All teams change and that change can cause stress, fear, and a lack of confidence. This can result in more resistance if not correctly managed. As a manager you could be responsible for planning the changes or demonstrating and embracing the new values in a visible manner. From an operational perspective you will be responsible for setting the new objectives of the team then guiding and supporting the team through the change. Ultimately you also be responsible for challenging accountable poor performers.
- Investigate the background for the poor performance thoroughly. Arrange an informal meeting with the team member discuss the performance issues and the reasons behind them. Discuss what is required to achieve the required improvement.
- Develop an action plan that details the actions required and support required and agree a time scale for review. Make the team member aware of the consequences of not improving.
- Monitor performance throughout this period providing feedback where possible.
If the desired performance is not achieved arrange a further meeting to discuss the next course of action. At this stage the review may result in additional supporting action over another set period. If the situation requires a more formal approach arrange a further meeting. In line with HR and legal requirements make sure that the meeting is fully documented and issue the relevant level of warning. Make sure that the staff member is fully aware of the further consequences of not achieving the required level of performance and agree a time scale for review.

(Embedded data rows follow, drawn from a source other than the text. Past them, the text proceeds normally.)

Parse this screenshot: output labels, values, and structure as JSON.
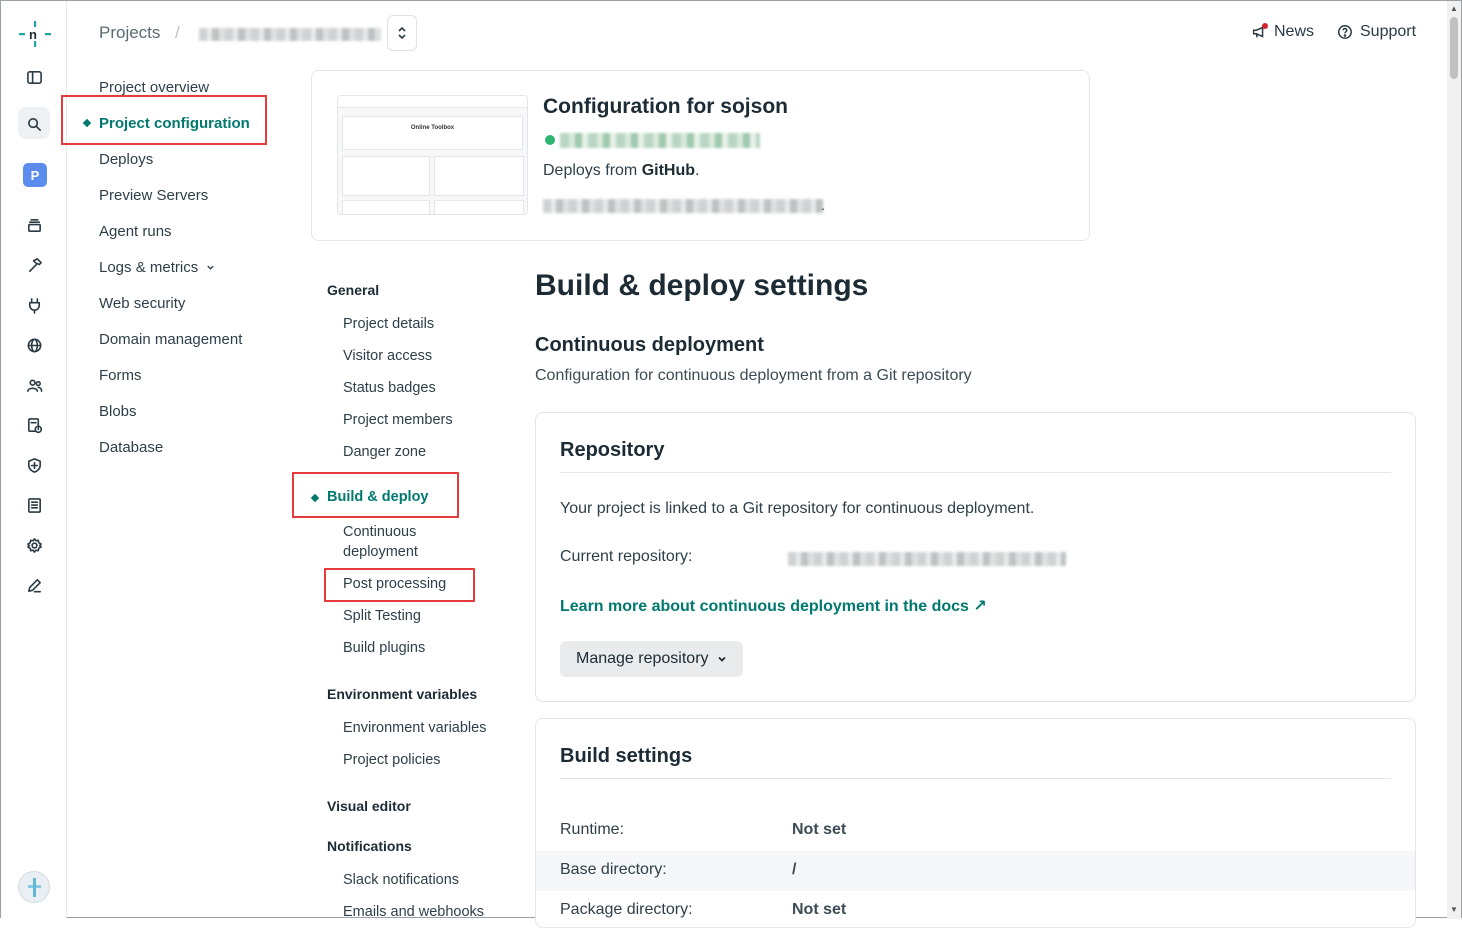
{
  "topbar": {
    "breadcrumb_projects": "Projects",
    "breadcrumb_sep": "/",
    "news_label": "News",
    "support_label": "Support"
  },
  "rail": {
    "project_initial": "P"
  },
  "project_nav": {
    "items": [
      {
        "label": "Project overview"
      },
      {
        "label": "Project configuration",
        "active": true
      },
      {
        "label": "Deploys"
      },
      {
        "label": "Preview Servers"
      },
      {
        "label": "Agent runs"
      },
      {
        "label": "Logs & metrics"
      },
      {
        "label": "Web security"
      },
      {
        "label": "Domain management"
      },
      {
        "label": "Forms"
      },
      {
        "label": "Blobs"
      },
      {
        "label": "Database"
      }
    ]
  },
  "header_card": {
    "title": "Configuration for sojson",
    "deploys_prefix": "Deploys from ",
    "deploys_source": "GitHub",
    "deploys_suffix": ".",
    "url_tail": ".",
    "thumb_title": "Online Toolbox"
  },
  "settings_nav": {
    "general": "General",
    "general_items": [
      "Project details",
      "Visitor access",
      "Status badges",
      "Project members",
      "Danger zone"
    ],
    "build_deploy": "Build & deploy",
    "build_items": [
      "Continuous deployment",
      "Post processing",
      "Split Testing",
      "Build plugins"
    ],
    "env_group": "Environment variables",
    "env_items": [
      "Environment variables",
      "Project policies"
    ],
    "visual_editor": "Visual editor",
    "notifications": "Notifications",
    "notif_items": [
      "Slack notifications",
      "Emails and webhooks"
    ]
  },
  "main": {
    "page_title": "Build & deploy settings",
    "section_title": "Continuous deployment",
    "section_sub": "Configuration for continuous deployment from a Git repository",
    "repository": {
      "title": "Repository",
      "desc": "Your project is linked to a Git repository for continuous deployment.",
      "current_label": "Current repository:",
      "learn_more": "Learn more about continuous deployment in the docs ↗",
      "manage_button": "Manage repository"
    },
    "build_settings": {
      "title": "Build settings",
      "rows": [
        {
          "label": "Runtime:",
          "value": "Not set"
        },
        {
          "label": "Base directory:",
          "value": "/"
        },
        {
          "label": "Package directory:",
          "value": "Not set"
        }
      ]
    }
  },
  "colors": {
    "accent": "#01796f",
    "highlight_box": "#e53b3b",
    "status_green": "#2cb670"
  }
}
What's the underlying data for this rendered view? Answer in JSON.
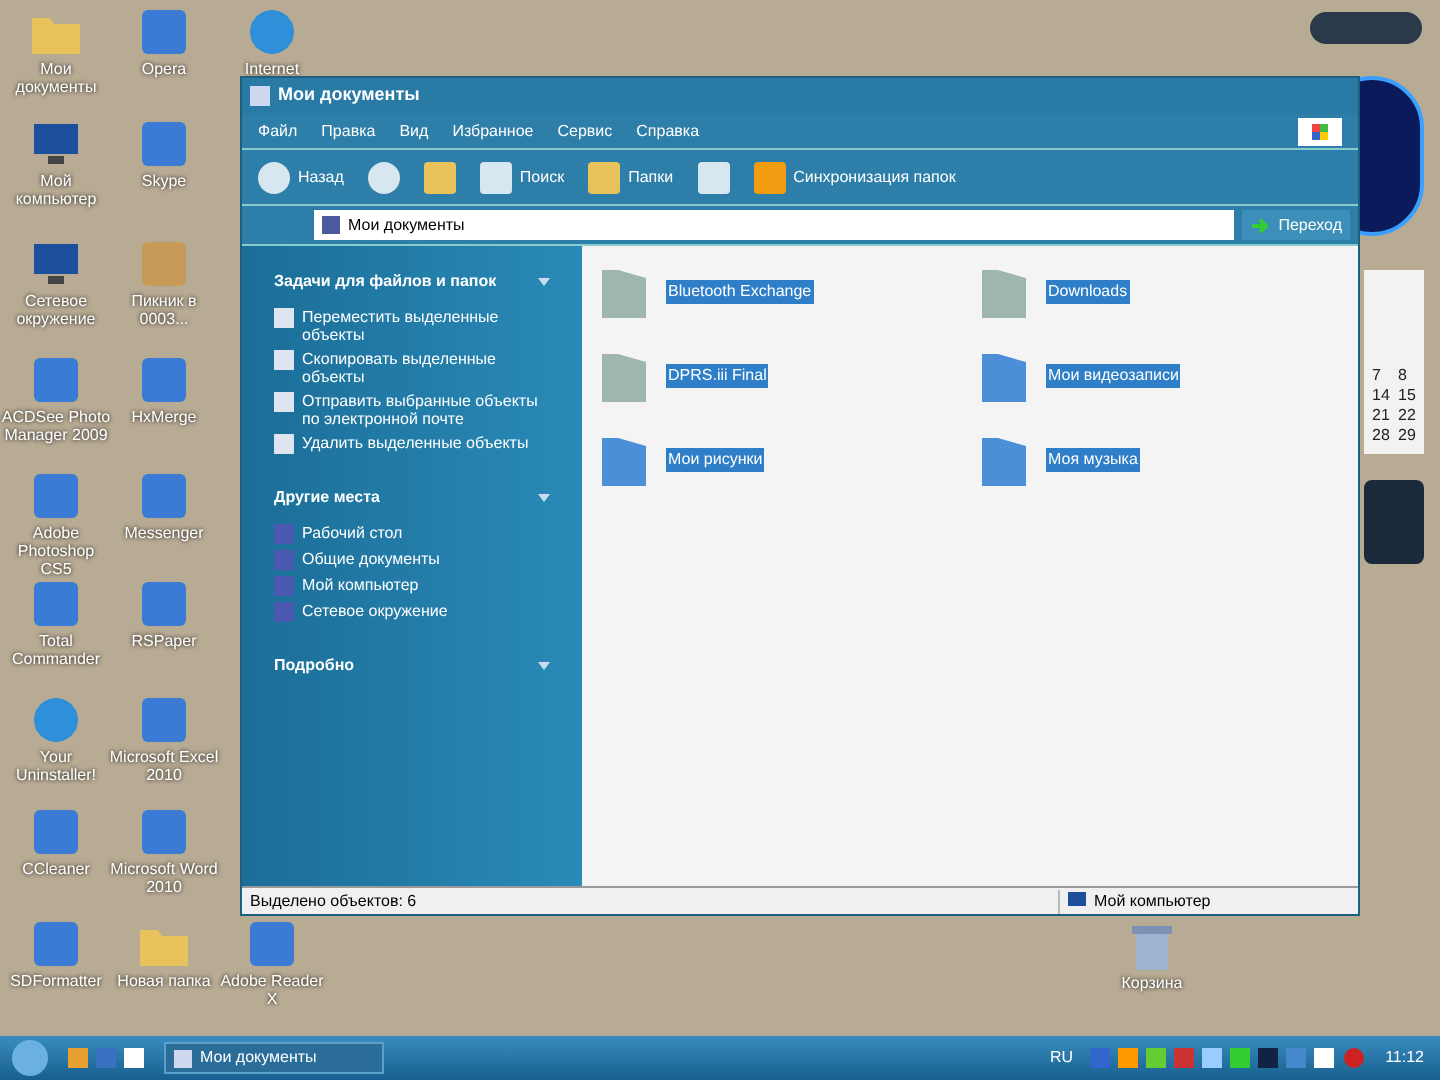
{
  "desktop_icons": [
    {
      "label": "Мои документы",
      "kind": "folder"
    },
    {
      "label": "Opera",
      "kind": "app"
    },
    {
      "label": "Internet",
      "kind": "globe"
    },
    {
      "label": "Мой компьютер",
      "kind": "monitor"
    },
    {
      "label": "Skype",
      "kind": "app"
    },
    {
      "label": "Сетевое окружение",
      "kind": "monitor"
    },
    {
      "label": "Пикник в 0003...",
      "kind": "image"
    },
    {
      "label": "ACDSee Photo Manager 2009",
      "kind": "app"
    },
    {
      "label": "HxMerge",
      "kind": "app"
    },
    {
      "label": "Adobe Photoshop CS5",
      "kind": "app"
    },
    {
      "label": "Messenger",
      "kind": "app"
    },
    {
      "label": "Total Commander",
      "kind": "app"
    },
    {
      "label": "RSPaper",
      "kind": "app"
    },
    {
      "label": "Your Uninstaller!",
      "kind": "globe"
    },
    {
      "label": "Microsoft Excel 2010",
      "kind": "app"
    },
    {
      "label": "CCleaner",
      "kind": "app"
    },
    {
      "label": "Microsoft Word 2010",
      "kind": "app"
    },
    {
      "label": "SDFormatter",
      "kind": "app"
    },
    {
      "label": "Новая папка",
      "kind": "folder"
    },
    {
      "label": "Adobe Reader X",
      "kind": "app"
    }
  ],
  "recycle_bin": {
    "label": "Корзина"
  },
  "calendar_gadget": {
    "days": [
      "7",
      "8",
      "14",
      "15",
      "21",
      "22",
      "28",
      "29"
    ]
  },
  "window": {
    "title": "Мои документы",
    "menu": [
      "Файл",
      "Правка",
      "Вид",
      "Избранное",
      "Сервис",
      "Справка"
    ],
    "toolbar": [
      {
        "label": "Назад",
        "kind": "back"
      },
      {
        "kind": "forward"
      },
      {
        "kind": "up"
      },
      {
        "label": "Поиск",
        "kind": "search"
      },
      {
        "label": "Папки",
        "kind": "folders"
      },
      {
        "kind": "views"
      },
      {
        "label": "Синхронизация папок",
        "kind": "sync"
      }
    ],
    "address": {
      "value": "Мои документы",
      "go": "Переход"
    },
    "panels": [
      {
        "title": "Задачи для файлов и папок",
        "items": [
          "Переместить выделенные объекты",
          "Скопировать выделенные объекты",
          "Отправить выбранные объекты по электронной почте",
          "Удалить выделенные объекты"
        ]
      },
      {
        "title": "Другие места",
        "items": [
          "Рабочий стол",
          "Общие документы",
          "Мой компьютер",
          "Сетевое окружение"
        ]
      },
      {
        "title": "Подробно"
      }
    ],
    "files": [
      {
        "name": "Bluetooth Exchange",
        "selected": true,
        "kind": "plain"
      },
      {
        "name": "Downloads",
        "selected": true,
        "kind": "plain"
      },
      {
        "name": "DPRS.iii Final",
        "selected": true,
        "kind": "plain"
      },
      {
        "name": "Мои видеозаписи",
        "selected": true,
        "kind": "special"
      },
      {
        "name": "Мои рисунки",
        "selected": true,
        "kind": "special"
      },
      {
        "name": "Моя музыка",
        "selected": true,
        "kind": "special"
      }
    ],
    "status": {
      "left": "Выделено объектов: 6",
      "right": "Мой компьютер"
    }
  },
  "taskbar": {
    "task": "Мои документы",
    "lang": "RU",
    "clock": "11:12"
  }
}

At all points in the process make the colleague aware of their rights to an appeal on any formal decision made and also their right to have a colleague or representative present.
Organizations are required to change on a regular basis in response to a number of factors for example changing technology or changing customer expectations. If not handled correctly this can have a major impact on a team’s productivity, creativity and morale. A manager’s responsibility is to be as aware as possible of the full impacts of the change on both the team and customers. These impacts can vary from the physical aspects of equipment, training and proper resourcing. It can include ensuring legal requirements are complied with and also the emotional aspects of stress and insecurity that can come about as a result of the changes.
Best practice in these situations where feasible is to give plenty of time to prepare for the change. Be open and honest with the team in relation to why the change is needed and what will be achieved. Have regular meeting and discuss the changes with the team, invite feedback on the best way to achieve the objectives. Empower your team to be the agents of the changes as much as possible this will reduce uncertainty and lessen the resistance to change. By involving the team in the decision-making process as much as possible it you can develop a more robust and comprehensive action plan.
Setting the correct leadership example is important in a number of ways. Firstly, if the leader demonstrates the correct skills and approaches on a day to day basis the team will tend to be aware of this and adopt similar standards. By demonstrating best practices as a leader, you can develop a bond of trust between yourself and the team that whatever the issues that occur you will respond in the correct manner. By doing this the leader can build team confidence. Leadership by example also means that if there are problems that need to be addressed, the correct standards have already been demonstrated giving the leader the confidence and integrity to demand the improvements that are required.